Someone once said that it rains on the just and the unjust — even those who reject God are still capable of goodness, because they honor a standard of goodness that He established in the first place; our standards of morality revolve around God’s standards of morality in some way, shape or form — ungodly societies, on the other hand, such as Ancient Rome, had no real standard of morality — anything and everything was acceptable, transforming them into an utterly barbaric, brutal nation that inevitably met its downfall.
Of course, you can take it a step further and say if morals are subjective, WHY does every society throughout the history of existence have certain moral beliefs in common? No society or individual, for example, admires a traitor.
Sometimes I think the more obvious sins may be the lesser ones — because they are sins outside ourselves, shown for all the world to see and easy for others to challenge — but if no one can see our inner sins, no one can challenge us on them and we may avoid confronting them.
I agree with your last comment quite strongly. I have a friend who just admitted something that I believe she’s quite looked down on for, but her sin in NO WORSE than pride or lying or reading books you should or any other number of sins. But hers is so apparent and open that it’s easy to judge her and think awful things about her. We’re all sinners, and God hates all sin equally. Some sins have a different or stronger effect, but in the end, God hates murdering as much as he does selfishness.
The older I get, the more I am grateful that I, too, received Christ at such a young age, mainly because I can imagine more and more what I would have been without Him. Many people joke about INTJs being supervillains, but they don’t realize how true that is. Without God, I would be a supervillain of sorts (albeit more of a Supreme Empress of my small social circle instead of the more celebrated Lex Luthor variety). Now I just settle for the bossy big sister role and try to help improve everyone and everything around me.
Good for you! You’re doing something good with your natural instincts, instead of using them for darkness. 🙂

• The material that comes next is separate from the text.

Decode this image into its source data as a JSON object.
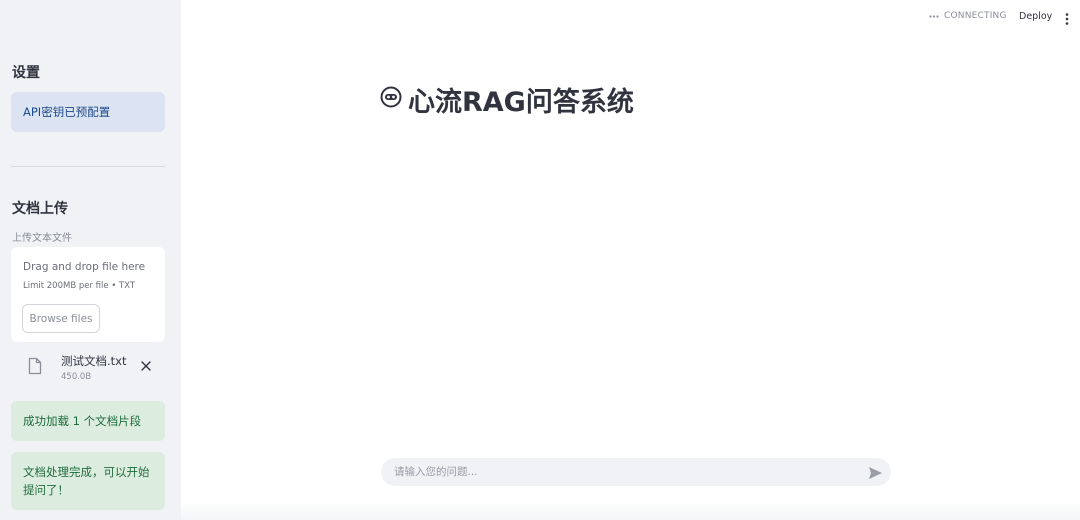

I have a diabolical mind. I’m not sure I could aspire to the INTJ level of executing a brilliant evil plan, but I could manipulate people (Ne-Fe!), use my Ti to help them in diabolical plans, and make other people’s life a living hell. But… I don’t. Thank God, I don’t. That’s not to say I don’t struggle against it, though — manipulation and dark thoughts come very easily to me. =P

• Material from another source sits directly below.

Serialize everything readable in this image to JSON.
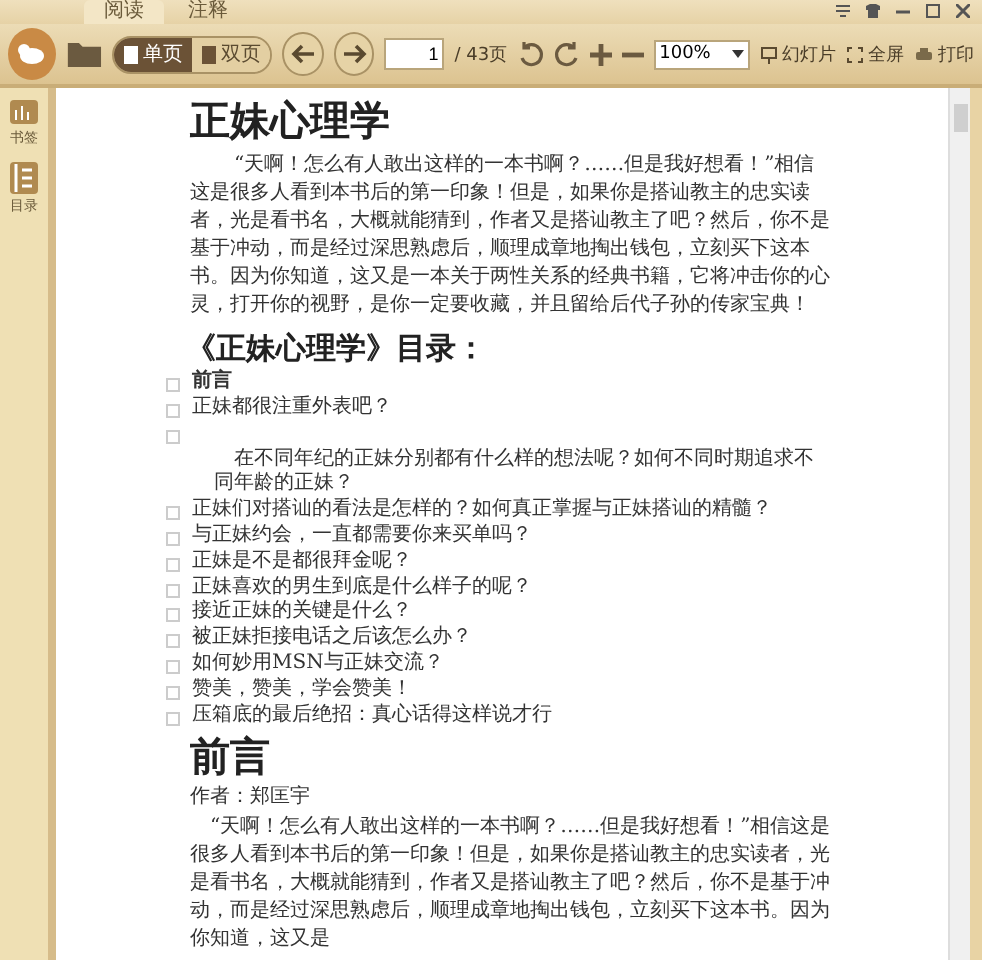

I had to read this story for British Lit (I’d read an abridged version as a teenager) and really enjoyed it. But Jekyll, though typically thought of as “good,” really isn’t. He enjoys the evil Hyde does, so much so that he continues to use the potion even knowing what will happen. Sure, he feels bad when he finds out what he’s done, but not bad enough to stop. I wish this story were fresh in my mind, but Jekyll’s not this perfect person so many people make him out to be.
This is so true, and I was going to comment the same thing myself. At the beginning Jekyll does want to separate the evil out of himself, to be sure, but he also wants the chance to enjoy it, or to allow the evil part of himself to enjoy it, while he enjoys his own goodness. He wants to be able to have both without any cost.
Jekyll indulges Hyde, because he likes how it makes him feel — which is really why all of us pursue sin. Because we like how it feels — it gives us pleasure, or a sense of power, or a rush. We know good and well it’s sin, but that doesn’t stop us from doing it. It’s only when sin takes over and destroys our life that we realize it’s gone too far.